How Restaurants Can Increase Efficiency and Boost the Bottom Line with Smart Food Labels
The anticipation of a refreshing spring snack quickly turned into disappointment and fear of sickness for consumers of pre-cut melon across the U.S. in April. Caito Foods, an Indianapolis-based food supplier for big-name grocers, recalled a variety of fruits after the Centers for Disease Control (CDC) linked a salmonella outbreak to its products.
Recalls like this one don’t just affect consumers who get sick or miss out on their favorite foods — they can be a damaging blow to hospitality providers and restaurants as well. The average U.S. food recall carries a hefty price tag. Strictly factoring in costs from the retrieval and disposal of items, the Grocery Manufacturers Association estimates the average food recall to be between $40 million and $99 million. Indirect costs stemming from lawsuits, reputation damage and lost sales only inflate this figure further.
As food inspection standards in the U.S. decline, the number of recalls will only rise, costing restaurants money and customer trust. The contaminated melons became Caito Foods’ fourth recall in the last 10 months alone. But IoT and blockchain offer a solution for restaurant IT professionals hoping to increase efficiency while reducing consumer exposure and financial losses during these recalls. This tech enables restaurants to efficiently trace food infection sources, helping them identify the specific products affected and swiftly address problems in their food supply.
Using tech to trace the problemCaito Foods’ melon recall is far from an isolated incident. Class I recalls of meat and poultry increased by 83% between 2013 and 2017. And this food safety carelessness is not without consequences: According to the CDC, 1 in 6 Americans contract foodborne illnesses annually, a figure that’s likely to rise as standards deteriorate. Technology can help fill in gaps created by lax inspection requirements — but it’s currently relegated to a minimal role in the process.
Rapidly advancing solutions within IoT and blockchain have opened the door for a modernized and improved approach to managing food supply. These solutions revolutionize hospitality workers’ ability to trace and respond to contaminations.
With Certified QR “smart labels” affixed to products, restaurants will be more connected and updated throughout the recall process. Incorporating this technology improves upon the traditional barcode system, giving restaurant professionals more insight into foods’ precise origins and consequently, its safety. Hospitality IT professionals would be able to easily scan items (for instance, an individual head of lettuce) and uncover exactly where food has come from — and if it’s affected by the latest disease outbreak. While a simple solution, a QR-code-based system would be revolutionary for both product safety and consumer transparency.
Smart labels give restaurants access to a product’s origin and transport history, helping them uncover if it’s been in contact with a particular contaminant.
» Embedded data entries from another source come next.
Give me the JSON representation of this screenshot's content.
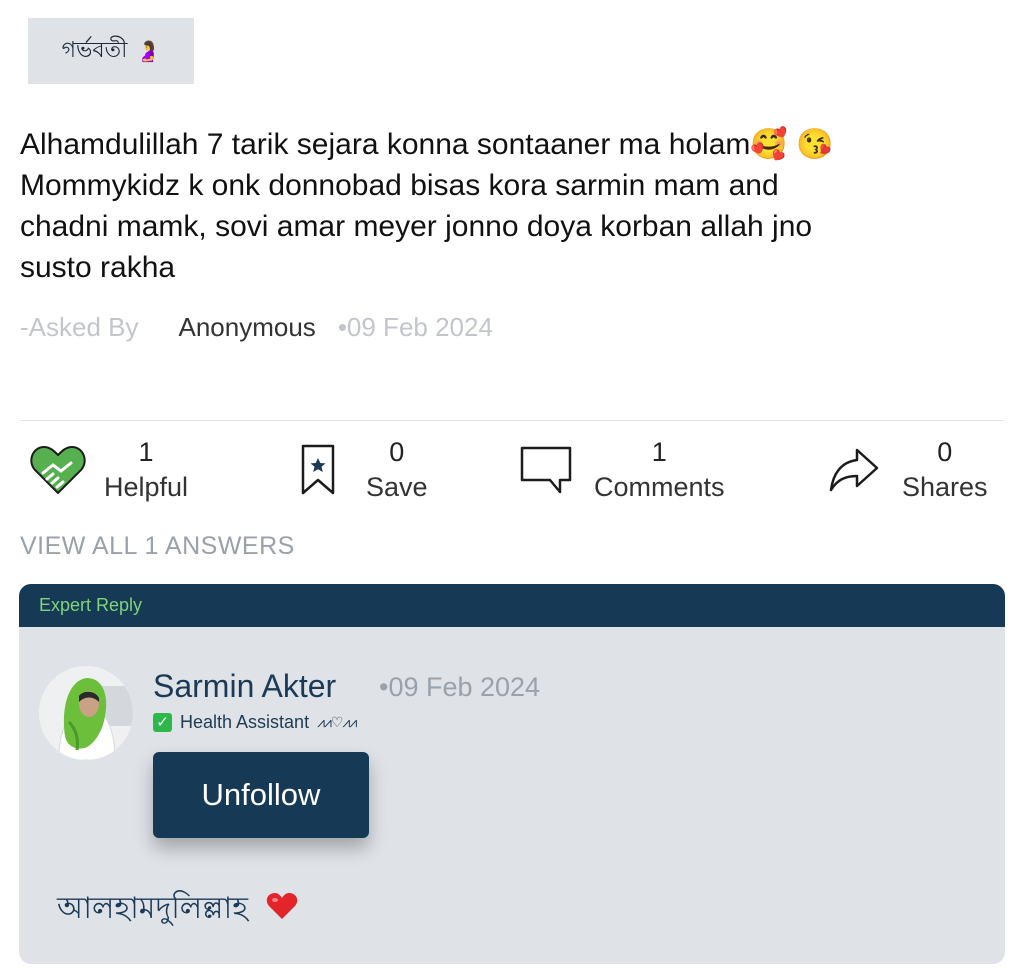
{
  "tag": {
    "label": "গর্ভবতী",
    "emoji": "🤰"
  },
  "post": {
    "lines": [
      "Alhamdulillah 7 tarik sejara  konna sontaaner ma holam🥰 😘",
      "Mommykidz k onk donnobad bisas kora sarmin mam and",
      "chadni mamk, sovi amar meyer jonno doya korban allah jno",
      "susto rakha"
    ],
    "asked_by_label": "-Asked By",
    "author": "Anonymous",
    "date": "•09 Feb 2024"
  },
  "actions": {
    "helpful": {
      "count": "1",
      "label": "Helpful",
      "icon": "handshake-heart-icon"
    },
    "save": {
      "count": "0",
      "label": "Save",
      "icon": "bookmark-star-icon"
    },
    "comments": {
      "count": "1",
      "label": "Comments",
      "icon": "comment-bubble-icon"
    },
    "shares": {
      "count": "0",
      "label": "Shares",
      "icon": "share-arrow-icon"
    }
  },
  "view_all_label": "VIEW ALL 1 ANSWERS",
  "expert_reply": {
    "header": "Expert Reply",
    "name": "Sarmin Akter",
    "date": "•09 Feb 2024",
    "role": "Health Assistant",
    "role_suffix": "⩘⩘♡⩘⩘",
    "follow_button": "Unfollow",
    "answer": "আলহামদুলিল্লাহ"
  },
  "colors": {
    "brand_dark": "#163a56",
    "card_bg": "#dfe3e8",
    "expert_badge_green": "#7fd37a",
    "helpful_green": "#4caf50"
  }
}
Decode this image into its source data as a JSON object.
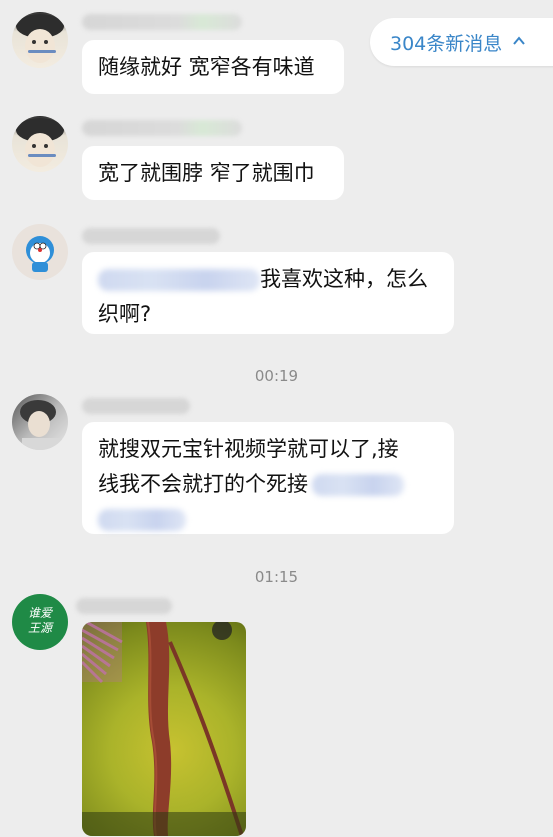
{
  "new_messages": {
    "label": "304条新消息",
    "icon": "chevron-up-icon"
  },
  "messages": [
    {
      "text": "随缘就好 宽窄各有味道"
    },
    {
      "text": "宽了就围脖 窄了就围巾"
    },
    {
      "line1": "我喜欢这种，怎么",
      "line2": "织啊?"
    },
    {
      "line1": "就搜双元宝针视频学就可以了,接",
      "line2": "线我不会就打的个死接"
    }
  ],
  "times": [
    "00:19",
    "01:15"
  ],
  "avatars": [
    {
      "text_line1": "谁爱",
      "text_line2": "王源"
    }
  ],
  "colors": {
    "background": "#ededed",
    "bubble": "#ffffff",
    "accent": "#3a86c8"
  }
}
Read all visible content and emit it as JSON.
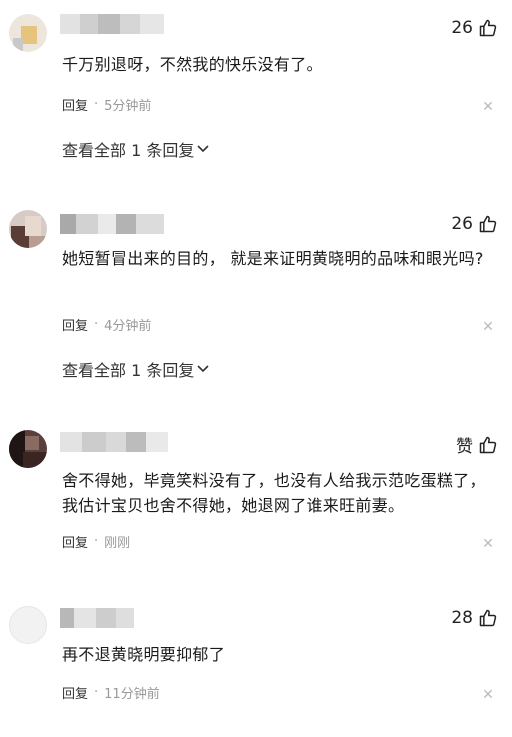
{
  "comments": [
    {
      "likes": "26",
      "text": "千万别退呀，不然我的快乐没有了。",
      "reply_label": "回复",
      "dot": "·",
      "time": "5分钟前",
      "view_all": "查看全部 1 条回复"
    },
    {
      "likes": "26",
      "text": "她短暂冒出来的目的，  就是来证明黄晓明的品味和眼光吗?",
      "reply_label": "回复",
      "dot": "·",
      "time": "4分钟前",
      "view_all": "查看全部 1 条回复"
    },
    {
      "likes": "赞",
      "text": "舍不得她，毕竟笑料没有了，也没有人给我示范吃蛋糕了，我估计宝贝也舍不得她，她退网了谁来旺前妻。",
      "reply_label": "回复",
      "dot": "·",
      "time": "刚刚"
    },
    {
      "likes": "28",
      "text": "再不退黄晓明要抑郁了",
      "reply_label": "回复",
      "dot": "·",
      "time": "11分钟前"
    }
  ],
  "icons": {
    "like": "thumbs-up-icon",
    "close": "close-icon",
    "expand": "chevron-down-icon"
  },
  "colors": {
    "text": "#1a1a1a",
    "meta": "#999999",
    "close": "#bbbbbb"
  }
}
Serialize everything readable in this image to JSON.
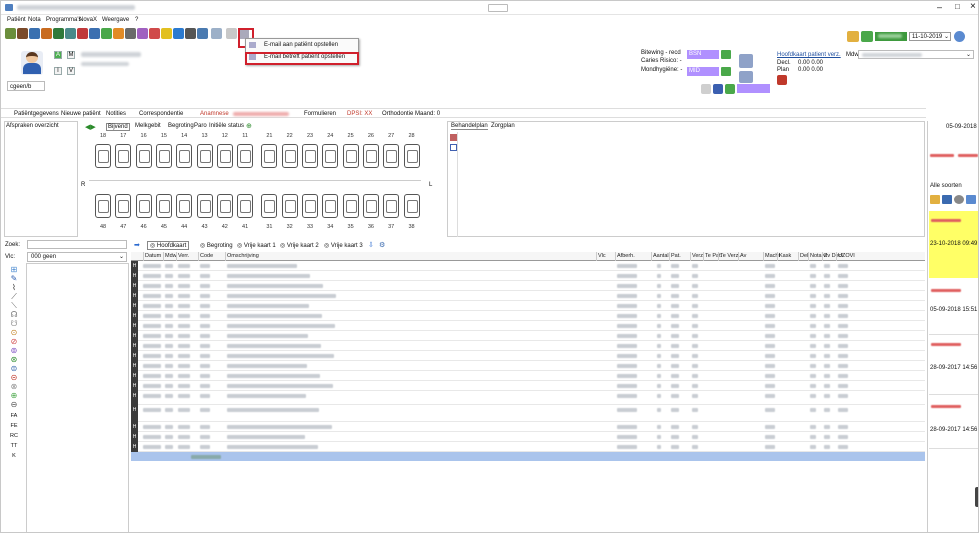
{
  "window": {
    "controls": {
      "minimize": "–",
      "maximize": "□",
      "close": "×"
    }
  },
  "menu": [
    "Patiënt",
    "Nota",
    "Programma's",
    "NovaX",
    "Weergave",
    "?"
  ],
  "dropdown": {
    "items": [
      "E-mail aan patiënt opstellen",
      "E-mail betreft patiënt opstellen"
    ]
  },
  "patient": {
    "buttons": [
      "A",
      "M",
      "I",
      "V"
    ],
    "name_placeholder": "cgeen/b"
  },
  "risk": {
    "labels": [
      "Bitewing - recd",
      "Caries Risico: -",
      "Mondhygiëne: -"
    ],
    "bsn": "BSN",
    "mid": "MID",
    "col": [
      "Hoofdkaart patient verz.",
      "Decl.",
      "Plan"
    ],
    "values": [
      "0.00  0.00",
      "0.00  0.00"
    ],
    "mdw_label": "Mdw"
  },
  "date": {
    "top": "11-10-2019"
  },
  "infobar": {
    "patientgegevens": "Patiëntgegevens",
    "nieuwe": "Nieuwe patiënt",
    "notities": "Notities",
    "correspondentie": "Correspondentie",
    "anamnese": "Anamnese",
    "formulieren": "Formulieren",
    "dpsi": "DPSI: XX",
    "ortho": "Orthodontie Maand: 0"
  },
  "left": {
    "afspraken": "Afspraken overzicht",
    "zoek_label": "Zoek:",
    "vlc_label": "Vlc:",
    "vlc_value": "000 geen",
    "side_icons": [
      "FA",
      "FE",
      "RC",
      "TT",
      "K"
    ]
  },
  "tooth_tabs": [
    "Bijvend",
    "Melkgebit",
    "Begroting",
    "Paro",
    "Initiële status"
  ],
  "tooth_sides": {
    "left": "R",
    "right": "L"
  },
  "upper_teeth": [
    "18",
    "17",
    "16",
    "15",
    "14",
    "13",
    "12",
    "11",
    "21",
    "22",
    "23",
    "24",
    "25",
    "26",
    "27",
    "28"
  ],
  "lower_teeth": [
    "48",
    "47",
    "46",
    "45",
    "44",
    "43",
    "42",
    "41",
    "31",
    "32",
    "33",
    "34",
    "35",
    "36",
    "37",
    "38"
  ],
  "plan_tabs": [
    "Behandelplan",
    "Zorgplan"
  ],
  "kaart_tabs": [
    "Hoofdkaart",
    "Begroting",
    "Vrije kaart 1",
    "Vrije kaart 2",
    "Vrije kaart 3"
  ],
  "columns": [
    "Datum",
    "Mdw",
    "Verr.",
    "Code",
    "Omschrijving",
    "Vlc",
    "Afberh.",
    "Aantal",
    "Pat.",
    "Verz.",
    "Te Pat.",
    "Te Verz.",
    "Av",
    "Macht",
    "Kask",
    "Del",
    "NotaNr",
    "Zv Decl.",
    "UZOVI"
  ],
  "row_marker": "H",
  "rows": 18,
  "right_panel": {
    "top_date": "05-09-2018",
    "alle_soorten": "Alle soorten",
    "entries": [
      "23-10-2018 09:49",
      "05-09-2018 15:51",
      "28-09-2017 14:56",
      "28-09-2017 14:56"
    ]
  },
  "colors": {
    "selected_row": "#aac4ec",
    "highlight": "#ffff66",
    "red_box": "#d0202c",
    "purple": "#b090ff",
    "green": "#4aa84a"
  }
}
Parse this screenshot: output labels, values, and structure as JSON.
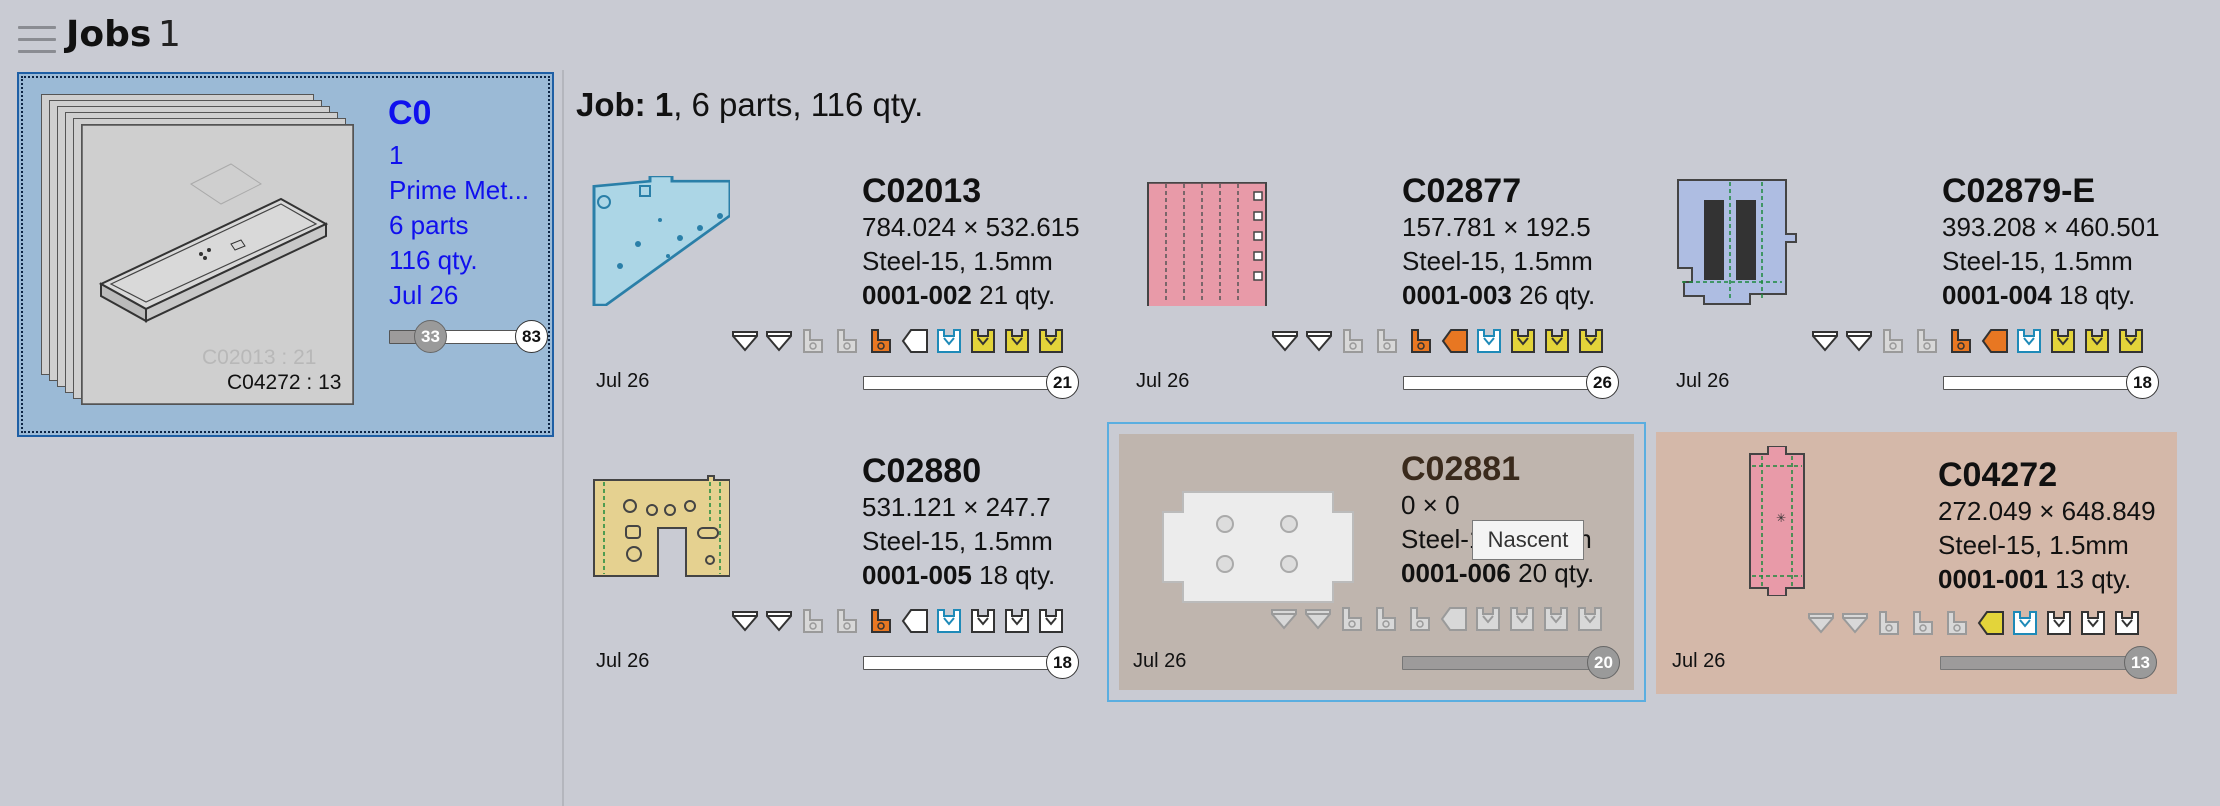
{
  "header": {
    "title": "Jobs",
    "count": "1"
  },
  "job_card": {
    "title": "C0",
    "lines": [
      "1",
      "Prime Met...",
      "6 parts",
      "116 qty.",
      "Jul 26"
    ],
    "stack_labels": [
      "C02013 : 21",
      "C04272 : 13"
    ],
    "progress_done": "33",
    "progress_total": "83"
  },
  "job_heading": {
    "label": "Job: 1",
    "rest": ", 6 parts, 116 qty."
  },
  "parts": [
    {
      "name": "C02013",
      "dims": "784.024 × 532.615",
      "material": "Steel-15, 1.5mm",
      "code": "0001-002",
      "qty": "21 qty.",
      "date": "Jul 26",
      "count": "21",
      "state": "normal",
      "progress": 0.0
    },
    {
      "name": "C02877",
      "dims": "157.781 × 192.5",
      "material": "Steel-15, 1.5mm",
      "code": "0001-003",
      "qty": "26 qty.",
      "date": "Jul 26",
      "count": "26",
      "state": "normal",
      "progress": 0.0
    },
    {
      "name": "C02879-E",
      "dims": "393.208 × 460.501",
      "material": "Steel-15, 1.5mm",
      "code": "0001-004",
      "qty": "18 qty.",
      "date": "Jul 26",
      "count": "18",
      "state": "normal",
      "progress": 0.0
    },
    {
      "name": "C02880",
      "dims": "531.121 × 247.7",
      "material": "Steel-15, 1.5mm",
      "code": "0001-005",
      "qty": "18 qty.",
      "date": "Jul 26",
      "count": "18",
      "state": "normal",
      "progress": 0.0
    },
    {
      "name": "C02881",
      "dims": "0 × 0",
      "material": "Steel-15, 1.5mm",
      "code": "0001-006",
      "qty": "20 qty.",
      "date": "Jul 26",
      "count": "20",
      "state": "nascent",
      "progress": 1.0
    },
    {
      "name": "C04272",
      "dims": "272.049 × 648.849",
      "material": "Steel-15, 1.5mm",
      "code": "0001-001",
      "qty": "13 qty.",
      "date": "Jul 26",
      "count": "13",
      "state": "done",
      "progress": 1.0
    }
  ],
  "tooltip": "Nascent",
  "colors": {
    "background": "#c9cbd3",
    "selected_card": "#9bbad6",
    "link_text": "#1010ee",
    "orange": "#e87722",
    "yellow": "#e3d43a",
    "nascent_tile": "#bfb5ae",
    "done_tile": "#d4b8a9"
  },
  "icon_names": [
    "bend-down-icon",
    "bend-up-icon",
    "punch-icon",
    "punch-icon",
    "orange-process-icon",
    "tag-icon",
    "download-icon",
    "yellow-stage-icon"
  ]
}
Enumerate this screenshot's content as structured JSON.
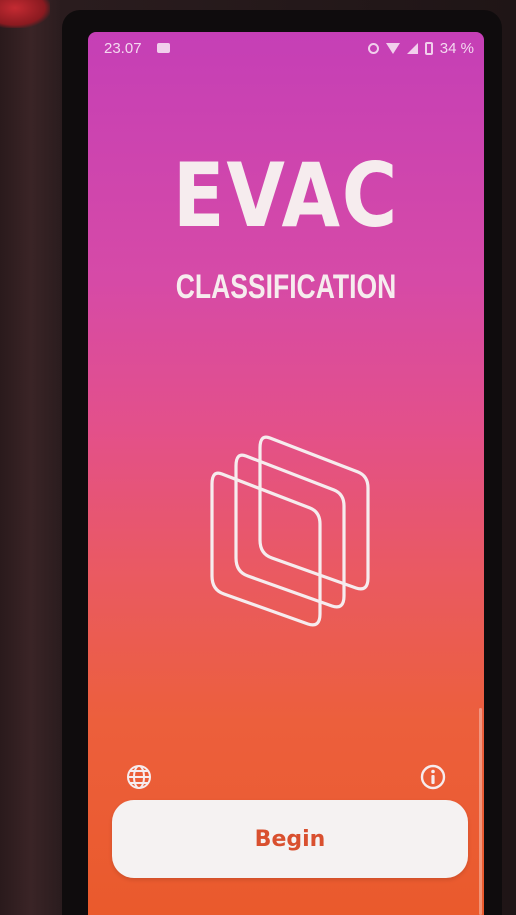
{
  "status_bar": {
    "time": "23.07",
    "battery": "34 %",
    "icons": [
      "media-icon",
      "alarm-icon",
      "wifi-icon",
      "signal-icon",
      "battery-icon"
    ]
  },
  "app": {
    "logo_text": "EVAC",
    "subtitle": "CLASSIFICATION",
    "logo_icon": "layered-squares-icon"
  },
  "actions": {
    "language_icon": "globe-icon",
    "info_icon": "info-icon",
    "begin_label": "Begin"
  },
  "colors": {
    "gradient_top": "#c53fb6",
    "gradient_bottom": "#ea5a2c",
    "text": "#f6ecee",
    "button_bg": "#f5f2f2",
    "button_text": "#d9502f"
  }
}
Using a smartphone, hospitality workers can scan the food item’s barcode to be directed to a verified and secure webpage with in-depth product information and proof of quality. This development would enable food service workers to immediately find out if food items are safe for dinner plates or destined for immediate disposal.
A clear answer to food safety included right on the product effectively eliminates confusion and the rampant misinformation often attached to heavily publicized recalls. On social networks, a small fruit recall can quickly balloon into an indictment on the quality of an entire brand, product or restaurant. Tech-infused labels allow restaurants to counter swirling rumors among diners by providing an immediate answer to food safety questions.
Now, recalls can advance to a smooth, orderly process for restaurants — keeping their reputations intact and money in their pockets. As this technology enters the market, restaurants should diligently research partners and competing solutions. This way, they’ll be able to effectively implement the life-changing tech within their supplier network and daily operations.
About the Author
Scott Fletcher is President and CEO of LocatorX.